Myths and Tales

There are two things every pregnant woman can be fairly sure of - you'll get bigger, and people will tell you lies. And the bigger you get, the bigger the lies they tell. Here are our favorite top ten myths...

Big bumps mean big babies.
Er, no. If you're tall and have good stomach tone, you may barely look pregnant, even though the baby may be big. If you're little, your bump may look huge, but your baby is more likely to take after you and be small. And if the head has engaged, your bump may look smaller.

You will put on major pounds
"Not necessarily - and it's not a problem if you don't," says Ong Guay. "We don't pay weight gain a great deal of attention now. Many pregnant women aren't weighed at all. Putting on loads of weight doesn't mean you're having a big baby, either. A lot of that extra weight will be water and fat."

Everyone gets stretch marks.
Actually, only 50 per cent of women do. It's thought the tendency to get them is inherited, so if your mom didn't, then you probably won't.

You'll "bloom" in the middle months of your pregnancy.
Don't bank on it. Spots, greasy hair and exhaustion can plague some of us right through our pregnancies. So if you do feel marvelous, then think yourself extremely lucky!

You're expecting a boy if your tummy gets hairy.
Well, at least it's not a werewolf. You'll be relieved to know that it's all down to the increase in male hormones during pregnancy. Rest assured that plenty of women who sprout lustrously hairy tummies go on to have girls.

you're carrying high or wide, it's a girl; low or out in front, it's a boy.
The only thing carrying high means is that it's your first pregnancy or you're incredibly fit. The muscles supporting your uterus get slacker with each pregnancy, so your bump may be lower each time. If your bump is out in front, you probably have a short torso, so the baby has nowhere to go but out. Wide bumps usually mean the baby is in a sideways position.
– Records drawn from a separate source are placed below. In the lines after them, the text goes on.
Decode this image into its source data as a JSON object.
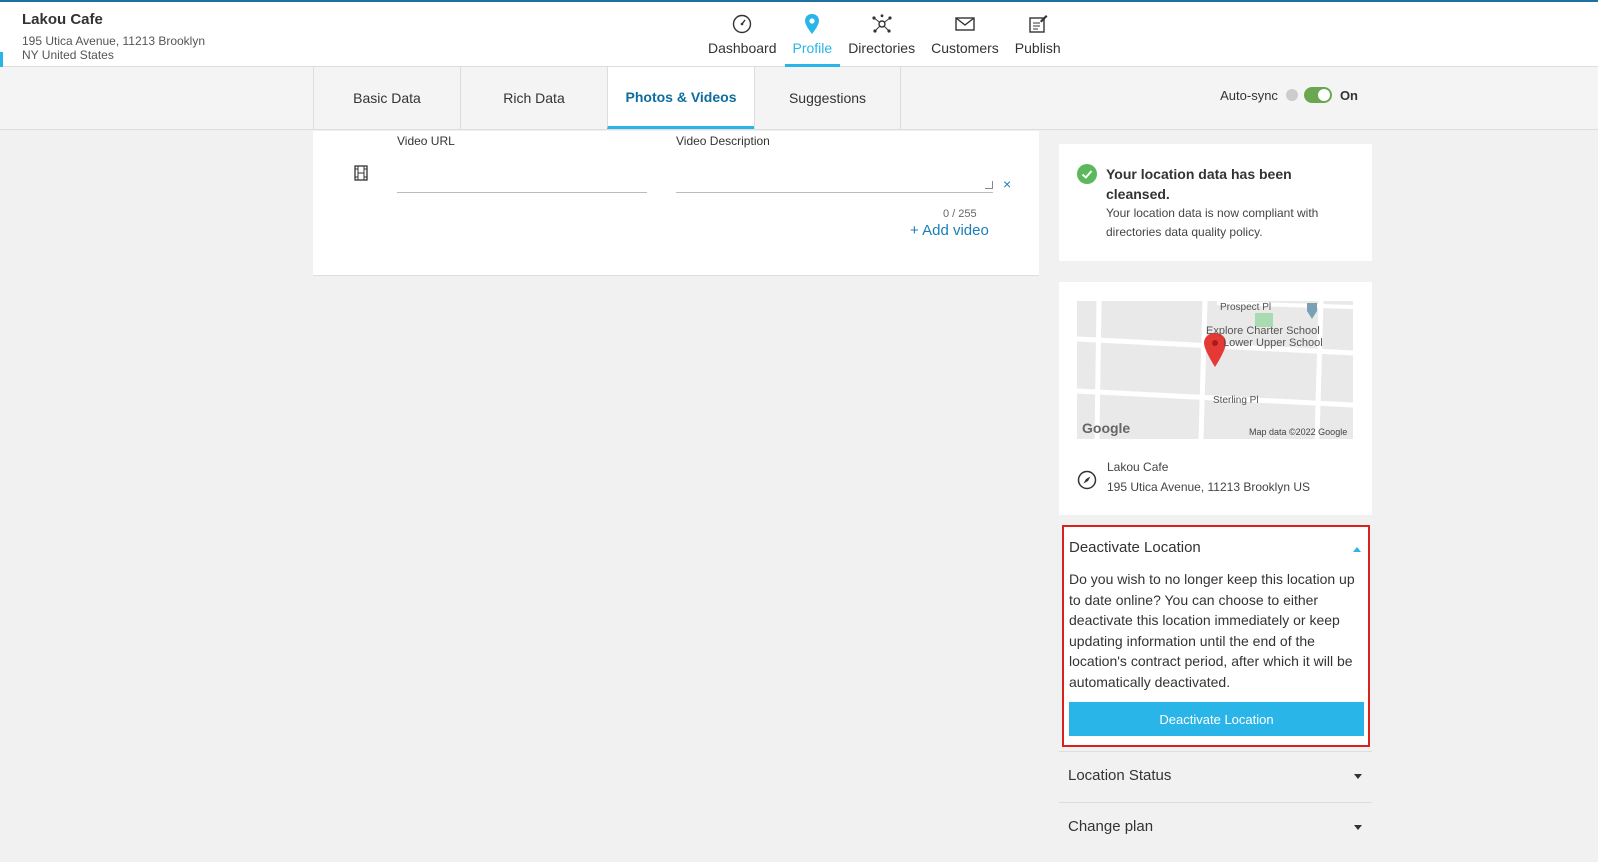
{
  "location": {
    "name": "Lakou Cafe",
    "address_line1": "195 Utica Avenue, 11213 Brooklyn",
    "address_line2": "NY United States"
  },
  "nav": [
    {
      "label": "Dashboard",
      "icon": "gauge-icon"
    },
    {
      "label": "Profile",
      "icon": "map-pin-icon",
      "active": true
    },
    {
      "label": "Directories",
      "icon": "network-icon"
    },
    {
      "label": "Customers",
      "icon": "envelope-icon"
    },
    {
      "label": "Publish",
      "icon": "edit-note-icon"
    }
  ],
  "tabs": [
    {
      "label": "Basic Data"
    },
    {
      "label": "Rich Data"
    },
    {
      "label": "Photos & Videos",
      "active": true
    },
    {
      "label": "Suggestions"
    }
  ],
  "autosync": {
    "label": "Auto-sync",
    "state": "On"
  },
  "video_form": {
    "url_label": "Video URL",
    "url_value": "",
    "description_label": "Video Description",
    "description_value": "",
    "counter": "0 / 255",
    "add_label": "+ Add video",
    "remove_symbol": "×"
  },
  "cleansed": {
    "title": "Your location data has been cleansed.",
    "text": "Your location data is now compliant with directories data quality policy."
  },
  "map": {
    "labels": [
      "Prospect Pl",
      "Explore Charter School",
      "Lower Upper School",
      "Sterling Pl"
    ],
    "google": "Google",
    "attribution": "Map data ©2022 Google",
    "place_name": "Lakou Cafe",
    "place_address": "195 Utica Avenue, 11213 Brooklyn US"
  },
  "deactivate": {
    "title": "Deactivate Location",
    "text": "Do you wish to no longer keep this location up to date online? You can choose to either deactivate this location immediately or keep updating information until the end of the location's contract period, after which it will be automatically deactivated.",
    "button": "Deactivate Location"
  },
  "accordions": [
    {
      "title": "Location Status"
    },
    {
      "title": "Change plan"
    }
  ],
  "colors": {
    "accent": "#29b5e8",
    "highlight_border": "#d9221c",
    "toggle_on": "#6aa84f"
  }
}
A fast heartbeat means
it's a girl; a slow one and it's a boy
Studies published this year in America have shown that girl babies do have faster heartbeats than boys - but only during labor. In pregnancy, heart rate is no clue whatsoever to the baby's sex.
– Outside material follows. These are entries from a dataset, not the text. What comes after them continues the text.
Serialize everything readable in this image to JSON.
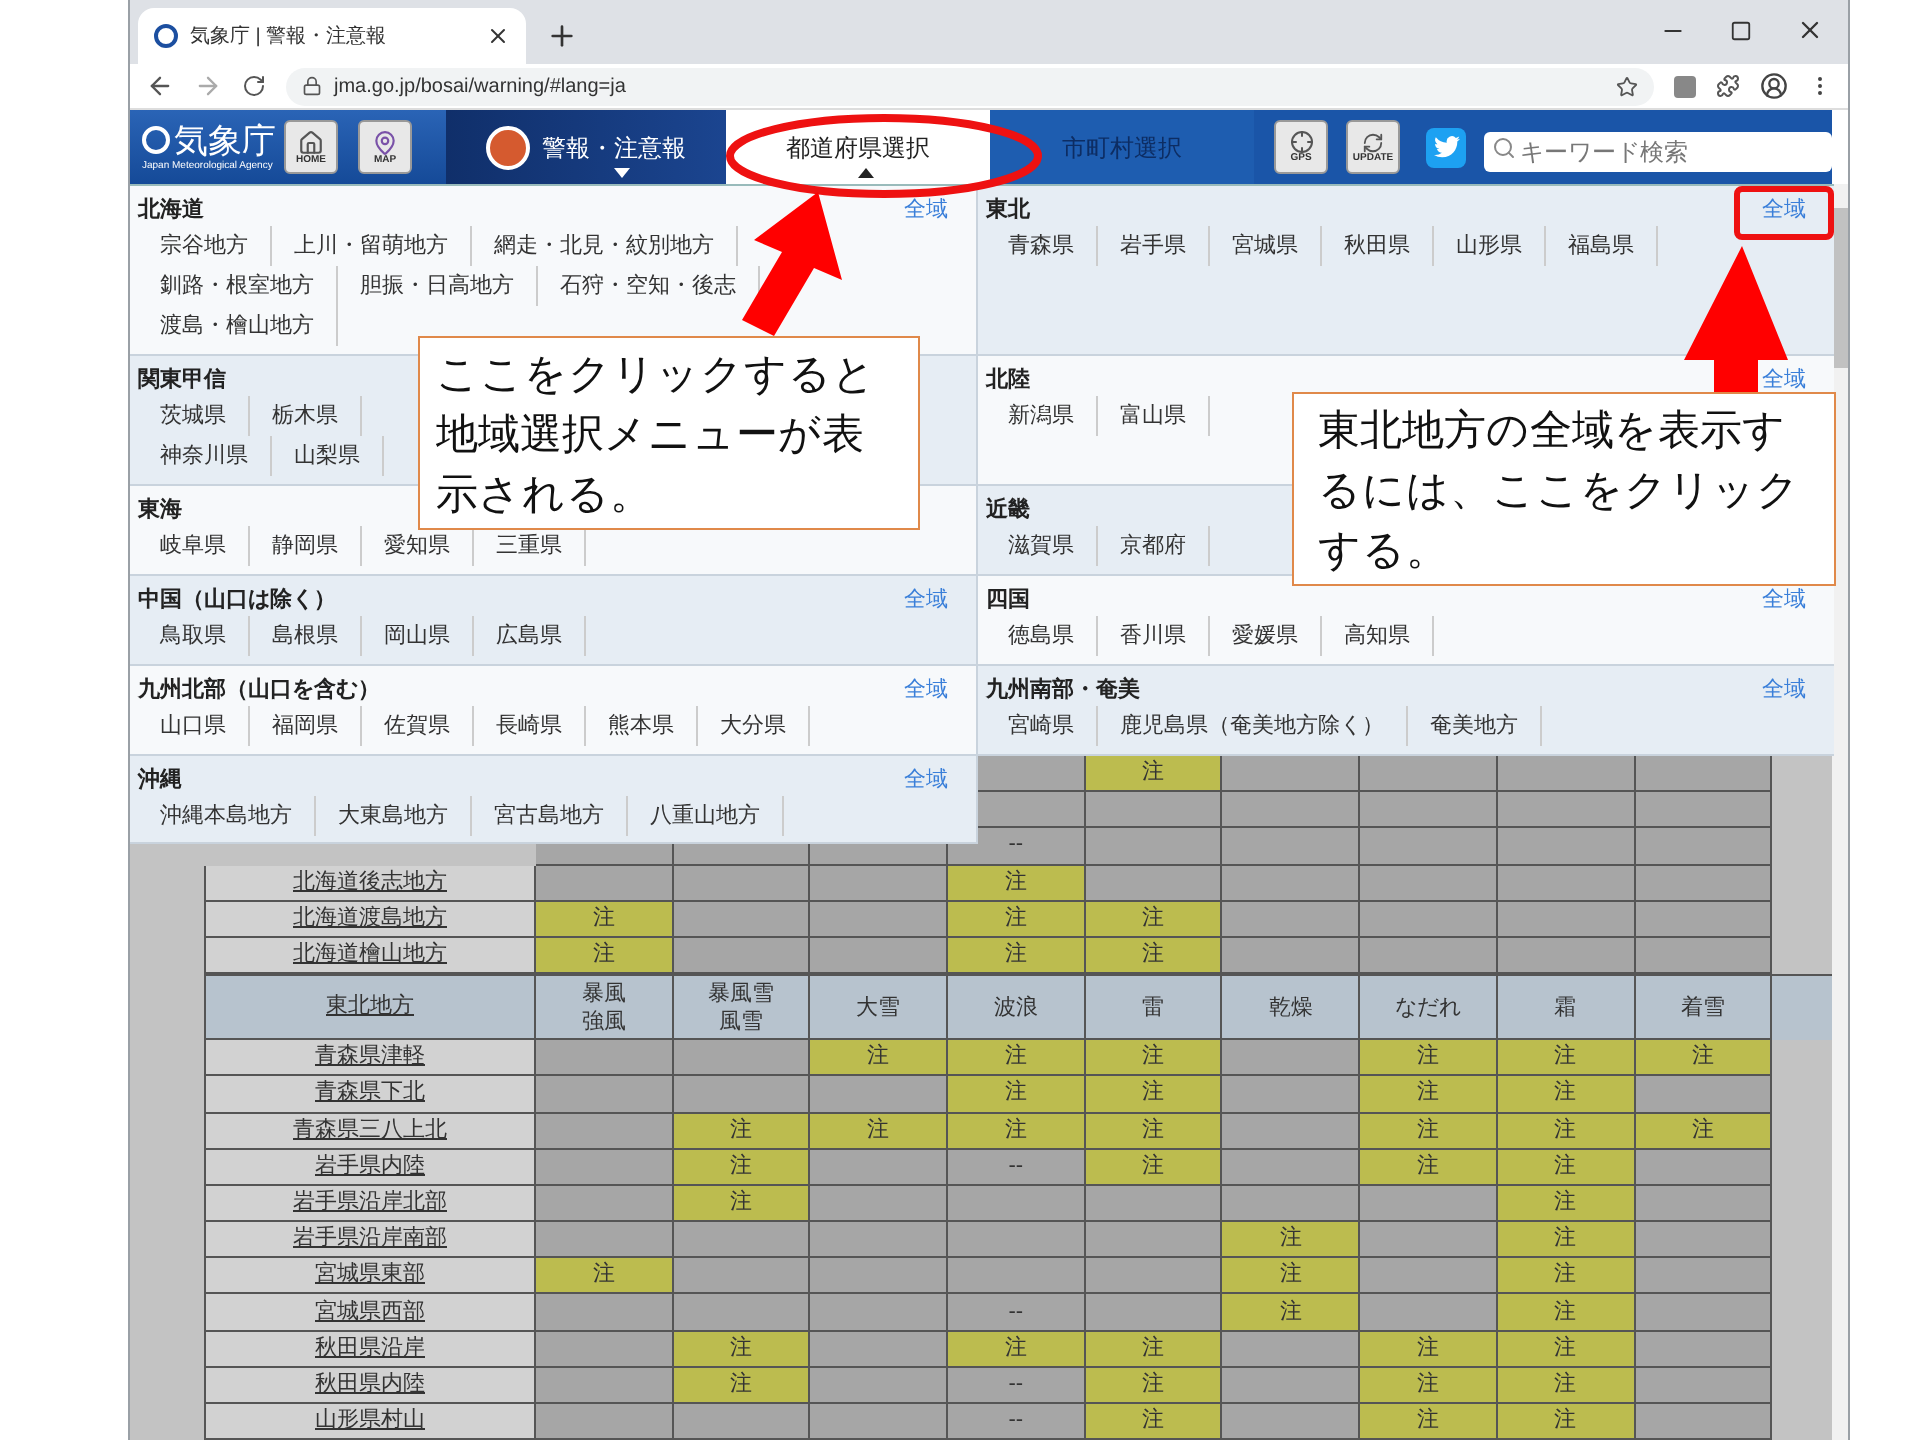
{
  "browser": {
    "tab_title": "気象庁 | 警報・注意報",
    "url": "jma.go.jp/bosai/warning/#lang=ja"
  },
  "header": {
    "logo_name": "気象庁",
    "logo_subtitle": "Japan Meteorological Agency",
    "home_label": "HOME",
    "map_label": "MAP",
    "gps_label": "GPS",
    "update_label": "UPDATE",
    "search": {
      "placeholder": "キーワード検索"
    },
    "nav": [
      {
        "label": "警報・注意報",
        "kind": "icon_menu",
        "selected": false,
        "disabled": false,
        "expanded": false
      },
      {
        "label": "都道府県選択",
        "kind": "menu",
        "selected": true,
        "disabled": false,
        "expanded": true
      },
      {
        "label": "市町村選択",
        "kind": "plain",
        "selected": false,
        "disabled": true
      }
    ]
  },
  "region_menu": {
    "sections": [
      {
        "name": "北海道",
        "all_label": "全域",
        "lines": [
          [
            "宗谷地方",
            "上川・留萌地方",
            "網走・北見・紋別地方"
          ],
          [
            "釧路・根室地方",
            "胆振・日高地方",
            "石狩・空知・後志"
          ],
          [
            "渡島・檜山地方"
          ]
        ]
      },
      {
        "name": "東北",
        "all_label": "全域",
        "lines": [
          [
            "青森県",
            "岩手県",
            "宮城県",
            "秋田県",
            "山形県",
            "福島県"
          ]
        ]
      },
      {
        "name": "関東甲信",
        "lines": [
          [
            "茨城県",
            "栃木県"
          ],
          [
            "神奈川県",
            "山梨県"
          ]
        ]
      },
      {
        "name": "北陸",
        "all_label": "全域",
        "lines": [
          [
            "新潟県",
            "富山県"
          ]
        ]
      },
      {
        "name": "東海",
        "lines": [
          [
            "岐阜県",
            "静岡県",
            "愛知県",
            "三重県"
          ]
        ]
      },
      {
        "name": "近畿",
        "lines": [
          [
            "滋賀県",
            "京都府"
          ]
        ]
      },
      {
        "name": "中国（山口は除く）",
        "all_label": "全域",
        "lines": [
          [
            "鳥取県",
            "島根県",
            "岡山県",
            "広島県"
          ]
        ]
      },
      {
        "name": "四国",
        "all_label": "全域",
        "lines": [
          [
            "徳島県",
            "香川県",
            "愛媛県",
            "高知県"
          ]
        ]
      },
      {
        "name": "九州北部（山口を含む）",
        "all_label": "全域",
        "lines": [
          [
            "山口県",
            "福岡県",
            "佐賀県",
            "長崎県",
            "熊本県",
            "大分県"
          ]
        ]
      },
      {
        "name": "九州南部・奄美",
        "all_label": "全域",
        "lines": [
          [
            "宮崎県",
            "鹿児島県（奄美地方除く）",
            "奄美地方"
          ]
        ]
      },
      {
        "name": "沖縄",
        "all_label": "全域",
        "lines": [
          [
            "沖縄本島地方",
            "大東島地方",
            "宮古島地方",
            "八重山地方"
          ]
        ]
      }
    ]
  },
  "table": {
    "upper_rows": [
      {
        "cells": [
          {
            "kind": "none"
          },
          {
            "kind": "caution",
            "text": "注"
          },
          {
            "kind": "none"
          },
          {
            "kind": "none"
          },
          {
            "kind": "none"
          },
          {
            "kind": "none"
          }
        ]
      },
      {
        "cells": [
          {
            "kind": "none"
          },
          {
            "kind": "none"
          },
          {
            "kind": "none"
          },
          {
            "kind": "none"
          },
          {
            "kind": "none"
          },
          {
            "kind": "none"
          }
        ]
      },
      {
        "cells": [
          {
            "kind": "none"
          },
          {
            "kind": "none"
          },
          {
            "kind": "none"
          },
          {
            "kind": "none",
            "text": "--"
          },
          {
            "kind": "none"
          },
          {
            "kind": "none"
          },
          {
            "kind": "none"
          },
          {
            "kind": "none"
          },
          {
            "kind": "none"
          }
        ]
      },
      {
        "label": "北海道後志地方",
        "cells": [
          {
            "kind": "none"
          },
          {
            "kind": "none"
          },
          {
            "kind": "none"
          },
          {
            "kind": "caution",
            "text": "注"
          },
          {
            "kind": "none"
          },
          {
            "kind": "none"
          },
          {
            "kind": "none"
          },
          {
            "kind": "none"
          },
          {
            "kind": "none"
          }
        ]
      },
      {
        "label": "北海道渡島地方",
        "cells": [
          {
            "kind": "caution",
            "text": "注"
          },
          {
            "kind": "none"
          },
          {
            "kind": "none"
          },
          {
            "kind": "caution",
            "text": "注"
          },
          {
            "kind": "caution",
            "text": "注"
          },
          {
            "kind": "none"
          },
          {
            "kind": "none"
          },
          {
            "kind": "none"
          },
          {
            "kind": "none"
          }
        ]
      },
      {
        "label": "北海道檜山地方",
        "cells": [
          {
            "kind": "caution",
            "text": "注"
          },
          {
            "kind": "none"
          },
          {
            "kind": "none"
          },
          {
            "kind": "caution",
            "text": "注"
          },
          {
            "kind": "caution",
            "text": "注"
          },
          {
            "kind": "none"
          },
          {
            "kind": "none"
          },
          {
            "kind": "none"
          },
          {
            "kind": "none"
          }
        ]
      }
    ],
    "region_header": {
      "label": "東北地方",
      "columns": [
        [
          "暴風",
          "強風"
        ],
        [
          "暴風雪",
          "風雪"
        ],
        [
          "大雪"
        ],
        [
          "波浪"
        ],
        [
          "雷"
        ],
        [
          "乾燥"
        ],
        [
          "なだれ"
        ],
        [
          "霜"
        ],
        [
          "着雪"
        ]
      ]
    },
    "rows": [
      {
        "label": "青森県津軽",
        "cells": [
          {
            "kind": "none"
          },
          {
            "kind": "none"
          },
          {
            "kind": "caution",
            "text": "注"
          },
          {
            "kind": "caution",
            "text": "注"
          },
          {
            "kind": "caution",
            "text": "注"
          },
          {
            "kind": "none"
          },
          {
            "kind": "caution",
            "text": "注"
          },
          {
            "kind": "caution",
            "text": "注"
          },
          {
            "kind": "caution",
            "text": "注"
          }
        ]
      },
      {
        "label": "青森県下北",
        "cells": [
          {
            "kind": "none"
          },
          {
            "kind": "none"
          },
          {
            "kind": "none"
          },
          {
            "kind": "caution",
            "text": "注"
          },
          {
            "kind": "caution",
            "text": "注"
          },
          {
            "kind": "none"
          },
          {
            "kind": "caution",
            "text": "注"
          },
          {
            "kind": "caution",
            "text": "注"
          },
          {
            "kind": "none"
          }
        ]
      },
      {
        "label": "青森県三八上北",
        "cells": [
          {
            "kind": "none"
          },
          {
            "kind": "caution",
            "text": "注"
          },
          {
            "kind": "caution",
            "text": "注"
          },
          {
            "kind": "caution",
            "text": "注"
          },
          {
            "kind": "caution",
            "text": "注"
          },
          {
            "kind": "none"
          },
          {
            "kind": "caution",
            "text": "注"
          },
          {
            "kind": "caution",
            "text": "注"
          },
          {
            "kind": "caution",
            "text": "注"
          }
        ]
      },
      {
        "label": "岩手県内陸",
        "cells": [
          {
            "kind": "none"
          },
          {
            "kind": "caution",
            "text": "注"
          },
          {
            "kind": "none"
          },
          {
            "kind": "none",
            "text": "--"
          },
          {
            "kind": "caution",
            "text": "注"
          },
          {
            "kind": "none"
          },
          {
            "kind": "caution",
            "text": "注"
          },
          {
            "kind": "caution",
            "text": "注"
          },
          {
            "kind": "none"
          }
        ]
      },
      {
        "label": "岩手県沿岸北部",
        "cells": [
          {
            "kind": "none"
          },
          {
            "kind": "caution",
            "text": "注"
          },
          {
            "kind": "none"
          },
          {
            "kind": "none"
          },
          {
            "kind": "none"
          },
          {
            "kind": "none"
          },
          {
            "kind": "none"
          },
          {
            "kind": "caution",
            "text": "注"
          },
          {
            "kind": "none"
          }
        ]
      },
      {
        "label": "岩手県沿岸南部",
        "cells": [
          {
            "kind": "none"
          },
          {
            "kind": "none"
          },
          {
            "kind": "none"
          },
          {
            "kind": "none"
          },
          {
            "kind": "none"
          },
          {
            "kind": "caution",
            "text": "注"
          },
          {
            "kind": "none"
          },
          {
            "kind": "caution",
            "text": "注"
          },
          {
            "kind": "none"
          }
        ]
      },
      {
        "label": "宮城県東部",
        "cells": [
          {
            "kind": "caution",
            "text": "注"
          },
          {
            "kind": "none"
          },
          {
            "kind": "none"
          },
          {
            "kind": "none"
          },
          {
            "kind": "none"
          },
          {
            "kind": "caution",
            "text": "注"
          },
          {
            "kind": "none"
          },
          {
            "kind": "caution",
            "text": "注"
          },
          {
            "kind": "none"
          }
        ]
      },
      {
        "label": "宮城県西部",
        "cells": [
          {
            "kind": "none"
          },
          {
            "kind": "none"
          },
          {
            "kind": "none"
          },
          {
            "kind": "none",
            "text": "--"
          },
          {
            "kind": "none"
          },
          {
            "kind": "caution",
            "text": "注"
          },
          {
            "kind": "none"
          },
          {
            "kind": "caution",
            "text": "注"
          },
          {
            "kind": "none"
          }
        ]
      },
      {
        "label": "秋田県沿岸",
        "cells": [
          {
            "kind": "none"
          },
          {
            "kind": "caution",
            "text": "注"
          },
          {
            "kind": "none"
          },
          {
            "kind": "caution",
            "text": "注"
          },
          {
            "kind": "caution",
            "text": "注"
          },
          {
            "kind": "none"
          },
          {
            "kind": "caution",
            "text": "注"
          },
          {
            "kind": "caution",
            "text": "注"
          },
          {
            "kind": "none"
          }
        ]
      },
      {
        "label": "秋田県内陸",
        "cells": [
          {
            "kind": "none"
          },
          {
            "kind": "caution",
            "text": "注"
          },
          {
            "kind": "none"
          },
          {
            "kind": "none",
            "text": "--"
          },
          {
            "kind": "caution",
            "text": "注"
          },
          {
            "kind": "none"
          },
          {
            "kind": "caution",
            "text": "注"
          },
          {
            "kind": "caution",
            "text": "注"
          },
          {
            "kind": "none"
          }
        ]
      },
      {
        "label": "山形県村山",
        "cells": [
          {
            "kind": "none"
          },
          {
            "kind": "none"
          },
          {
            "kind": "none"
          },
          {
            "kind": "none",
            "text": "--"
          },
          {
            "kind": "caution",
            "text": "注"
          },
          {
            "kind": "none"
          },
          {
            "kind": "caution",
            "text": "注"
          },
          {
            "kind": "caution",
            "text": "注"
          },
          {
            "kind": "none"
          }
        ]
      }
    ]
  },
  "annotations": [
    {
      "kind": "callout",
      "text": "ここをクリックすると地域選択メニューが表示される。"
    },
    {
      "kind": "callout",
      "text": "東北地方の全域を表示するには、ここをクリックする。"
    }
  ]
}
Each labor gets easier.
There's some truth in this one. Says Ong: "Second and subsequent labors are more likely to be shorter, with less chance of complications. Although, if you had a difficult pregnancy with a second or third child, or need to be induced, it's more likely the labor will be more difficult."
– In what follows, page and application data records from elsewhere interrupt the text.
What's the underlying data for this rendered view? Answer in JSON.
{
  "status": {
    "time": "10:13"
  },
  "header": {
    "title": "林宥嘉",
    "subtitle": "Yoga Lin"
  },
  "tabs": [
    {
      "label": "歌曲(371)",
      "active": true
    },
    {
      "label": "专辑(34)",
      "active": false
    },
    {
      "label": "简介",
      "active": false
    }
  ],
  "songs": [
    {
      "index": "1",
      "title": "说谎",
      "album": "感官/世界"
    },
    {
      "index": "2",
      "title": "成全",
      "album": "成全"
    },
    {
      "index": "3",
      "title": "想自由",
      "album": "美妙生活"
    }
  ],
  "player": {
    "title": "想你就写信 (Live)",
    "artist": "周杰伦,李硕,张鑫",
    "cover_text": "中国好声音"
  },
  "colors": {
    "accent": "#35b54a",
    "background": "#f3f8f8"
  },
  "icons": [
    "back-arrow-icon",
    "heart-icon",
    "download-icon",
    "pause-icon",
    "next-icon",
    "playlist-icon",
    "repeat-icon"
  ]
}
If your
baby's born at night, he'll be awake at night.
If only life were that simple - or predictable. "I put this one right up there with astrology," says Ong. "It's a fun idea, but it's got no basis in reality. The time of day your baby was born has no relation to his sleeping and waking times."

can't have a home birth with a first baby.
You can, but you have to be determined, says Oxfordshire midwife Ong Guay. "I'd have no objections to agreeing to a home birth for a first baby, as long as the woman's pregnancy is uncomplicated," she says. "It's most important that a woman who wants a home birth talks it over with her midwife - particularly if her GP is opposed to it, as some are."